My mother in law sent me a link today, and I think it is what I needed to read today.. I think sometimes a lot of parents, like myself.. we get down, upset, maybe even jealous of the therapists working with our children..we feel like we are getting a false sense of hope with our children. Are they REALLY going to improve? Are we wasting our time on therapy, behaviour modification? Are we really doing best by our children spending all the necessary money and time to get them to our goal for mainstreaming their lives?! I think when you are a parent of a child with ASD, these thoughts constantly run through our minds...
Then I read success stories.

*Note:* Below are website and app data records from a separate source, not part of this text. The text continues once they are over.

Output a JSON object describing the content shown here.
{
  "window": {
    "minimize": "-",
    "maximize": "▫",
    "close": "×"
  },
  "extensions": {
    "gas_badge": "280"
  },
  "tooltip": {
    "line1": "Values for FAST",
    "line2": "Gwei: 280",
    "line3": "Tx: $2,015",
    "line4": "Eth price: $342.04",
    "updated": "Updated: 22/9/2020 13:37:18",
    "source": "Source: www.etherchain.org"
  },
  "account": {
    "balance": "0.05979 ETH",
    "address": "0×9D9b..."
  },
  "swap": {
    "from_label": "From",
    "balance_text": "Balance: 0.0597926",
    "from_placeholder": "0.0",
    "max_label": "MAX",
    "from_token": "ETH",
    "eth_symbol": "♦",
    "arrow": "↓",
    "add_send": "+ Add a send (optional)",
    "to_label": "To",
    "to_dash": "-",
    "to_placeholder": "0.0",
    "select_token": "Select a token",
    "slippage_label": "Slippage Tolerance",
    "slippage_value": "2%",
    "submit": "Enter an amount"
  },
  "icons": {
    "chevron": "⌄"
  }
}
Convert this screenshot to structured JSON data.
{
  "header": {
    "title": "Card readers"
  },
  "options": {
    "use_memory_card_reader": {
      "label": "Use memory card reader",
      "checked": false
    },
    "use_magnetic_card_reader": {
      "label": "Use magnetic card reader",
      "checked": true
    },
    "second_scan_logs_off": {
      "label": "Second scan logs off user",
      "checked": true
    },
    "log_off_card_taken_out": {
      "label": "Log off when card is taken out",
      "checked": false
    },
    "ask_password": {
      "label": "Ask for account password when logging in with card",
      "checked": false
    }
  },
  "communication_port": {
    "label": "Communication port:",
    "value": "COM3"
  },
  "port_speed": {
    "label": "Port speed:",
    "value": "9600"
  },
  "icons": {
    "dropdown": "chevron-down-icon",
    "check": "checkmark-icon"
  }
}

I read how parents have no hope, their children are not making eye contact, ignoring them when their name is called not speaking..they are lost.. then its like magic. Paying for therapists to impliment strategies and techniques so effective, that in a lot of cases, the children are able to say, "I love you".. play team sports, and attend a mainstream school and classroom..this is my dream for Owen.
There is a famous family that have been dealing with their eldest son being Autistic for the past 12 years, and they felt just like us...NFL Star Rodney Peete and his wife, (who is currently on Celebrity Apprentice) This is the link my mother in law sent me, and it hit home. I hope you enjoy.
Rodney Peete's Journey To Accept Son's Autism
Rodney Peete was an NFL quarterback. His wife, Holly Robinson Peete, had been through the rough-and-tumble of Hollywood as an actress.
Nothing prepared the couple for the words that would change their lives:
"Your son has autism."
That was 12 years ago, and Peete did not handle the news well. From those dark days comes the title of his new book, Not My Boy! which offers a personal view of a parent's struggle.
"That's the way I felt when I got that diagnosis," Peete tells NPR's Michel Martin. "This is not happening to me. This is not my boy. I had all these expectations of what I wanted him to do."
RJ, named for his father, began showing signs of trouble at age 2 or 3, Peete says: "He stopped looking us in the eyes. He stopped responding to his name."
They sought out doctors and specialists, and were told that RJ would never be in a mainstream school, would never speak, would never look them in the eyes, would never say "I love you."
Peete says he went into "denial," in part because of his own expectations as a man and a father.
"We believe we can fix everything," he says. "We have our own goals for our children, especially sons. I wasn't able to connect with my son, who was my firstborn son, who had my name. I was in denial about what he had, what the doctor was telling us. It was a dark time for us."
His wife's response, he says, was positive: "Let's roll up our sleeves."
His was not.
"I was still stuck in 'I don't believe the diagnosis,' " he says.
Things began to change when a specialist asked Peete to get on the floor with his son. The idea was to try to interact with the child on his own level.
"It was just a disaster," Peete recalls. "He didn't look at me. He was playing with a fire engine at the time and kept turning the wheels around and around and really didn't pay any attention to me. I got up after five minutes, disgusted and disappointed."
Then the specialist got down on the floor and RJ started responding to her, with laughs, smiles and attempts at talking.
First, Peete got angry.
"That was a moment when I did get away with the Scotch and the cigars and really became distant for a few days," he says.
Then he had a bit of an epiphany.
"I came to the realization that I didn't know what I was talking about," he concedes. "I didn't know what I was doing. I [had] better get onboard with some of these therapies and what's going on with my son before it's too late.”
After eight years of work with specialists, RJ now is in a mainstream school, plays team sports and plays the piano. And he does tell his parents "I love you."
"There is light at the end of the tunnel," he says to other parents with autistic children. "There is hope."
Dealing with autism is expensive. Rodney and Holly Peete have created the HollyRod Foundation to help families who lack the resources to deal with their child's needs.
But Rodney says that some of the lessons he takes from his experience could be helpful to any parent, regardless of his child's abilities.
"Each parent needs to treat their child as an individual and really come down to their level ... and really not put the pressure on our children to be what we want them to be," he says. "The sooner we understand who our child is and what he wants to do, the better."